- **What you have to do**: The number of lines holding "title" is all you should give; count them in the records below.

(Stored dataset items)
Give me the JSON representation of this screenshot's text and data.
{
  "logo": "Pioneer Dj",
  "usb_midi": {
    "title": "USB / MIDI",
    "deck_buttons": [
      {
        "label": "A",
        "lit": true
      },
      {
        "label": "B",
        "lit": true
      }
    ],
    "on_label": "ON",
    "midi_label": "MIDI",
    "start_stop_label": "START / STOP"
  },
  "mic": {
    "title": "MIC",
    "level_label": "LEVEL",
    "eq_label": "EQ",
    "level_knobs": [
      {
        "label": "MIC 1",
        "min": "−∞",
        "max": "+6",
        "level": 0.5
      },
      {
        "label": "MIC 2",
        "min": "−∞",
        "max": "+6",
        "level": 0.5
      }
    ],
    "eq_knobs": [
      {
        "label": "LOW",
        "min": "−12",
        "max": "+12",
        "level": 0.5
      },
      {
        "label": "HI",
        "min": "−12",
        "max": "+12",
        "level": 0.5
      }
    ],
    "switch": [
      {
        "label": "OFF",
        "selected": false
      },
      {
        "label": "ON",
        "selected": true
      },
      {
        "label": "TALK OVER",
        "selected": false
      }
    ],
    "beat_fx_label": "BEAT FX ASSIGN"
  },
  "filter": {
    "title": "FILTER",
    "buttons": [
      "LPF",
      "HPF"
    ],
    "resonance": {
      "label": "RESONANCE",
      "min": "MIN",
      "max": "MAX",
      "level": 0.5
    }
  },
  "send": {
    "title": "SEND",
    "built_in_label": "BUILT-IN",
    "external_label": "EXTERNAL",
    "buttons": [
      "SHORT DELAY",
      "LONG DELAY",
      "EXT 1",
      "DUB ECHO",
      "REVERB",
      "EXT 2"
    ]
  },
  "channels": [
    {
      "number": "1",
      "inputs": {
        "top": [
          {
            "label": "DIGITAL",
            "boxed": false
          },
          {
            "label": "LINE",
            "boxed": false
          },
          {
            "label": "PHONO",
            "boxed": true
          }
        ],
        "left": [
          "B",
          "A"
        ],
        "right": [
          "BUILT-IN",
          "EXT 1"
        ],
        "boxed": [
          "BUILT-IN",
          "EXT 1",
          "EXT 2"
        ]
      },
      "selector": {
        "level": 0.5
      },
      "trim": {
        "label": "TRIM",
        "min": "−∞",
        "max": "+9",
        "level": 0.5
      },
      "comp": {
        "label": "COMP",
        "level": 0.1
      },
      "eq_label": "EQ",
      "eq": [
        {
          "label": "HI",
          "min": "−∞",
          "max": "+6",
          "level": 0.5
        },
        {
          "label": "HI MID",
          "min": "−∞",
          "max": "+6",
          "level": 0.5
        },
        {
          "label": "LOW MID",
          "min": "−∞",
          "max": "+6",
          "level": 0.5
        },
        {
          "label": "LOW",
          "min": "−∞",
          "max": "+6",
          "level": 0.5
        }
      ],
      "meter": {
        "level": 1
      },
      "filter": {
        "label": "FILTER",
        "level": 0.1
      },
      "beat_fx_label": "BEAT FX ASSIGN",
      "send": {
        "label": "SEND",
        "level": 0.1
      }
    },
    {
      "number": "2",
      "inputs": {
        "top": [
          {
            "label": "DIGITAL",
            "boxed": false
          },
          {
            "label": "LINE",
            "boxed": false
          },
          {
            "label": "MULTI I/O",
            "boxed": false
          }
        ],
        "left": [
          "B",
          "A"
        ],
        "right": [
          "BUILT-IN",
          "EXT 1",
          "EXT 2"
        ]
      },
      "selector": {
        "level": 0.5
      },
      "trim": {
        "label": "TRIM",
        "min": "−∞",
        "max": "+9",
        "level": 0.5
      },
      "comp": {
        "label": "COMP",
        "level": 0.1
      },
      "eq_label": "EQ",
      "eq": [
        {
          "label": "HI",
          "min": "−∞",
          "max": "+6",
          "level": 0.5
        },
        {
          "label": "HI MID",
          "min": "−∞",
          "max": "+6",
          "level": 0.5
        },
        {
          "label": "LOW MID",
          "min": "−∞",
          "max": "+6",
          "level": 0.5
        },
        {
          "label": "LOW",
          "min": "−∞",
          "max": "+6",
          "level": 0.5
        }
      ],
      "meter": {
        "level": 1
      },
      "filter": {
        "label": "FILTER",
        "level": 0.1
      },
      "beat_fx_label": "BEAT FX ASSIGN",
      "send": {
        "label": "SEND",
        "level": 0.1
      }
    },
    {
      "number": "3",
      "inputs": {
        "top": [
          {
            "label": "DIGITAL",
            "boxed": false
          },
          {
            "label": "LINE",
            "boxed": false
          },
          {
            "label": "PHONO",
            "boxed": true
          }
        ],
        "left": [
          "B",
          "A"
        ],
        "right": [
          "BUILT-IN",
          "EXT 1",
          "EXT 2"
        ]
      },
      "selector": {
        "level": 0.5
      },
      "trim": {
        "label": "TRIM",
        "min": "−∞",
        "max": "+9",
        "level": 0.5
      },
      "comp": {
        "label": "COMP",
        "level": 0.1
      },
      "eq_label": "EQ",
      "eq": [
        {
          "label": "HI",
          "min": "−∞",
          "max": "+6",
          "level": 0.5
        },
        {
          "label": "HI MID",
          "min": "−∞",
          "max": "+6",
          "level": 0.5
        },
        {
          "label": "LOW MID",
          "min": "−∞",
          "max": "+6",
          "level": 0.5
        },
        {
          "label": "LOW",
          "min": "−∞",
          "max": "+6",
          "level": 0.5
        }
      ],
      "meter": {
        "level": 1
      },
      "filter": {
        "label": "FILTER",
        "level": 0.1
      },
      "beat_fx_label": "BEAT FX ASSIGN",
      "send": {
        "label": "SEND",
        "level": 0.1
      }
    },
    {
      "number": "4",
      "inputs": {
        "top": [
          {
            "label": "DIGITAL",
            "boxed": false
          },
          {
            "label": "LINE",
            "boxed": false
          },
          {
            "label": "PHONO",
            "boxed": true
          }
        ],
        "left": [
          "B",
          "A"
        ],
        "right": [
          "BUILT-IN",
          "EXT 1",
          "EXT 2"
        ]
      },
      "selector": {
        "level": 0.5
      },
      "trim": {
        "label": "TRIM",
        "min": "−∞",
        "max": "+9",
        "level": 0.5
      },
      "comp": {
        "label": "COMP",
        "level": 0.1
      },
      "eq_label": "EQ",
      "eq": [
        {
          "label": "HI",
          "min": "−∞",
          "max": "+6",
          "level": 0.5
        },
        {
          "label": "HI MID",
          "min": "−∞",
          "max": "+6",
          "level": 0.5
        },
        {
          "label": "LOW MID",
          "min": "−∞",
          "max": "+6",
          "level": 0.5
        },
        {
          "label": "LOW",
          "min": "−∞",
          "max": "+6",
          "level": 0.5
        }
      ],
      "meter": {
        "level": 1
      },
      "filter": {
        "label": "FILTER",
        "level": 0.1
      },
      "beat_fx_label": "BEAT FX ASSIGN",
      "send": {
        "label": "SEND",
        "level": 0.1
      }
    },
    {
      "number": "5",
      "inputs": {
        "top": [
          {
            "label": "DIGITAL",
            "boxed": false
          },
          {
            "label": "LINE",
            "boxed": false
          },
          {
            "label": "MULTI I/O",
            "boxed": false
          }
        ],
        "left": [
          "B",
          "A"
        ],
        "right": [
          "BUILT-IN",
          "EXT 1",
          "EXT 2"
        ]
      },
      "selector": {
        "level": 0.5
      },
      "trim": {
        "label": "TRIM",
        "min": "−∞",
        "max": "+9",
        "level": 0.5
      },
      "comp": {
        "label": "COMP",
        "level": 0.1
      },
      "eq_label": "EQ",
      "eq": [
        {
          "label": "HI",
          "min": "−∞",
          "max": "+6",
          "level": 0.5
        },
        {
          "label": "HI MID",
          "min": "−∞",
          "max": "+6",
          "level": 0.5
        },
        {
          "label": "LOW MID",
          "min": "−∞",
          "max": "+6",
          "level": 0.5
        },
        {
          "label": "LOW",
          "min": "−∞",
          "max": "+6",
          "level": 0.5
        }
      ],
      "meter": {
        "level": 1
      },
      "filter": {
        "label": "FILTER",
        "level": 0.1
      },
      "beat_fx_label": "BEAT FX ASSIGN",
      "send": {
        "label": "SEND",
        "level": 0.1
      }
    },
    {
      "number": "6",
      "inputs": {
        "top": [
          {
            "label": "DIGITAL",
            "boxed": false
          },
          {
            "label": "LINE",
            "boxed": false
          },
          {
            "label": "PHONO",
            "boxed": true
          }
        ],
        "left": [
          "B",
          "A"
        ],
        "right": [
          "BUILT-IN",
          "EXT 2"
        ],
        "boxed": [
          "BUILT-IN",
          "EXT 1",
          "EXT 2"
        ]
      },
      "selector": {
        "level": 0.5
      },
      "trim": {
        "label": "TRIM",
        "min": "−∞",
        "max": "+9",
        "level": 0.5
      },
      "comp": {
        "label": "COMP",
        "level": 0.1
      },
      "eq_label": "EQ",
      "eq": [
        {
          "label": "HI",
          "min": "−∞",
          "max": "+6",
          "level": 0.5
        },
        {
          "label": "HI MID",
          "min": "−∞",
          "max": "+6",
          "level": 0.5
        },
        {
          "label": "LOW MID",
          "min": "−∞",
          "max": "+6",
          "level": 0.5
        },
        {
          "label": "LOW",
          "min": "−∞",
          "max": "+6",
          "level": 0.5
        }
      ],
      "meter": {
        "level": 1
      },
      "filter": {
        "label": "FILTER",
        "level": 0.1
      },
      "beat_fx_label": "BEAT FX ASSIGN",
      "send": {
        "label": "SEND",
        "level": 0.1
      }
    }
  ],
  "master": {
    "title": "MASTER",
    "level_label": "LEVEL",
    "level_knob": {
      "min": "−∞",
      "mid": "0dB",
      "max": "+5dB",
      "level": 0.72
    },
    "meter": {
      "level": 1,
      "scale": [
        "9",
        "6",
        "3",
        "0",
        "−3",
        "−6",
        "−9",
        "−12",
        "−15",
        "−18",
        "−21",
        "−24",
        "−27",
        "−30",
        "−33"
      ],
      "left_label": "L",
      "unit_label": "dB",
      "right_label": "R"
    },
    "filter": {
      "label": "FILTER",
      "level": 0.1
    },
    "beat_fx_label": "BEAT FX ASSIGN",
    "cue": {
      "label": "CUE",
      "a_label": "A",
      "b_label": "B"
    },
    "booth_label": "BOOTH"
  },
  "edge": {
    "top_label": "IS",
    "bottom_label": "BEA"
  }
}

- **Response**: 5